The advances in materials science allow the synthesis of novel materials in small dimensions penetrating well into the nano-scale in a progressively increasing controllable manner. With the size of matter shrinking towards the nanoscale, the properties (mechanical, thermal optical etc.) change quantitatively (i.e. decreasing number of atoms) and qualitatively. For example, it is found that fundamental interaction mechanisms like the electron-electron or the electron-phonon interaction in metals is accelerated in Gold nanocrystals when their sizes decreases to few nanometers . Scientists are now able to alter the dimensionality and the shape of the nanocrystal (e.g. spheres, nanocubes, nanorods, nanodisks, nanodots) where the degree of confinements changes from the dielectric regime to the quantum confinement regime.
Our first ultrafast time-resolved measurements in Sn nanocrystals (Fig. 2) (nanorods and nanospheres) show a dependence of the ultrafast properties on the shape of the confinement. We observe a coherent oscillation corresponding to the “breathing” vibration of the nanocrystals in the acoustic frequency regime where the frequency of this lattice deformation depends on the shape of the confinement (cylinder vs sphere).

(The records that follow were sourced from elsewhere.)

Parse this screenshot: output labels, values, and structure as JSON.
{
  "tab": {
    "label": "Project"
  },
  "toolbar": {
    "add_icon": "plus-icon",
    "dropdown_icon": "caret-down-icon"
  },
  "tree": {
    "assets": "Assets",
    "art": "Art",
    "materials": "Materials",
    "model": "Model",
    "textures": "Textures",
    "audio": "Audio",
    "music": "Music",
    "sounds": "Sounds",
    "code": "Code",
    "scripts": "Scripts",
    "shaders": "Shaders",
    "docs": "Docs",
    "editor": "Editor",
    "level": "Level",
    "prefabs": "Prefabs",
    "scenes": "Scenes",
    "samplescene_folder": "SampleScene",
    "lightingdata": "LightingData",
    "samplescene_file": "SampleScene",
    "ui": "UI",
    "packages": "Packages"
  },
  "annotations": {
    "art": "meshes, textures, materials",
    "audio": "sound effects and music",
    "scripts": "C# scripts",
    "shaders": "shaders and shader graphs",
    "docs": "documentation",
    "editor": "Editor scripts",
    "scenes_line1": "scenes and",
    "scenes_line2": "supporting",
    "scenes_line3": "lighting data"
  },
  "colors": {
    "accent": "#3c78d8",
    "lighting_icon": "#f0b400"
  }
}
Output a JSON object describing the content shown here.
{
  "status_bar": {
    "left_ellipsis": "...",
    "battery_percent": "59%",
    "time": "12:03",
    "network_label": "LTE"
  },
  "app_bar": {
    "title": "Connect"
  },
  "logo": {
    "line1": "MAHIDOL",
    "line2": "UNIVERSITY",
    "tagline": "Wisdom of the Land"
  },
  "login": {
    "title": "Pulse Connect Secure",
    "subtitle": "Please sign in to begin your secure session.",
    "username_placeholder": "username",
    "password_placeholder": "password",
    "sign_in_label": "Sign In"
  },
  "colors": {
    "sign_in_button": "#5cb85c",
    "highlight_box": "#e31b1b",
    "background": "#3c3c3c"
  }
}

Synthesis of more extended nanonstructures can result in complex three-dimensional systems with nano- and meso-porous properties. An interesting example is the 3-dimensional networks that are composed of Au nanospheres -as the building block- that agglomerate and finally give the complex interwoven nanostructure as shown in Fig. 3. Applications of these complex nanosystems may include switches and elements in nanocircuits, catalysts and components in solar cells. Our recent results by pump-probe spectroscopy have shown that the transport of the laser-deposited energy in the porous system is slower than its bulk counterpart, thus introducing the porosity as a significant parameter in the ultrafast optoelectronic response of such systems .
Ongoing research investigates the ultrafast response of hybrid nanoparticles that combine magnetic with plasmonic response.Collaborators
A. G. Kanaras, Physics & Astronomy, University of Southampton, Southampton SO17 1BJ, Hants, England.